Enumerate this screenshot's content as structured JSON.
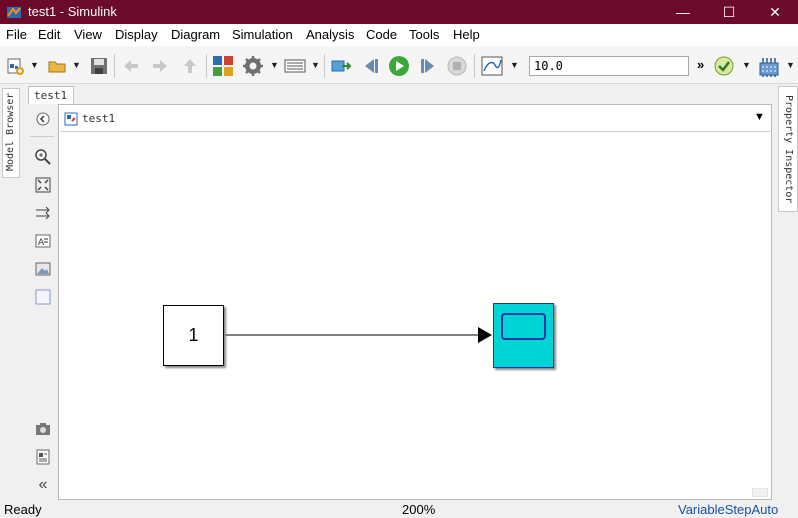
{
  "window": {
    "title": "test1 - Simulink",
    "minimize_glyph": "—",
    "maximize_glyph": "☐",
    "close_glyph": "✕",
    "titlebar_color": "#6b0a2b"
  },
  "menu": {
    "file": "File",
    "edit": "Edit",
    "view": "View",
    "display": "Display",
    "diagram": "Diagram",
    "simulation": "Simulation",
    "analysis": "Analysis",
    "code": "Code",
    "tools": "Tools",
    "help": "Help"
  },
  "toolbar": {
    "stop_time": "10.0",
    "more_glyph": "»",
    "icons": [
      "new-model-icon",
      "open-icon",
      "save-icon",
      "back-icon",
      "forward-icon",
      "up-icon",
      "library-browser-icon",
      "model-settings-icon",
      "model-configuration-icon",
      "step-back-icon",
      "run-icon",
      "step-forward-icon",
      "stop-icon",
      "scope-icon",
      "check-icon",
      "compile-icon"
    ]
  },
  "side_tabs": {
    "model_browser": "Model Browser",
    "property_inspector": "Property Inspector"
  },
  "editor": {
    "tab_label": "test1",
    "breadcrumb": "test1",
    "collapse_glyph": "«"
  },
  "diagram": {
    "constant_value": "1",
    "scope_color": "#00d4d4"
  },
  "status": {
    "state": "Ready",
    "zoom": "200%",
    "solver": "VariableStepAuto",
    "solver_color": "#1a50a0"
  }
}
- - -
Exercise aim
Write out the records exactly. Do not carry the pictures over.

Answer for this exercise
Enumerate this screenshot's content as structured JSON.
{
  "window": {
    "title": "test1 - Simulink",
    "minimize_glyph": "—",
    "maximize_glyph": "☐",
    "close_glyph": "✕",
    "titlebar_color": "#6b0a2b"
  },
  "menu": {
    "file": "File",
    "edit": "Edit",
    "view": "View",
    "display": "Display",
    "diagram": "Diagram",
    "simulation": "Simulation",
    "analysis": "Analysis",
    "code": "Code",
    "tools": "Tools",
    "help": "Help"
  },
  "toolbar": {
    "stop_time": "10.0",
    "more_glyph": "»",
    "icons": [
      "new-model-icon",
      "open-icon",
      "save-icon",
      "back-icon",
      "forward-icon",
      "up-icon",
      "library-browser-icon",
      "model-settings-icon",
      "model-configuration-icon",
      "step-back-icon",
      "run-icon",
      "step-forward-icon",
      "stop-icon",
      "scope-icon",
      "check-icon",
      "compile-icon"
    ]
  },
  "side_tabs": {
    "model_browser": "Model Browser",
    "property_inspector": "Property Inspector"
  },
  "editor": {
    "tab_label": "test1",
    "breadcrumb": "test1",
    "collapse_glyph": "«"
  },
  "diagram": {
    "constant_value": "1",
    "scope_color": "#00d4d4"
  },
  "status": {
    "state": "Ready",
    "zoom": "200%",
    "solver": "VariableStepAuto",
    "solver_color": "#1a50a0"
  }
}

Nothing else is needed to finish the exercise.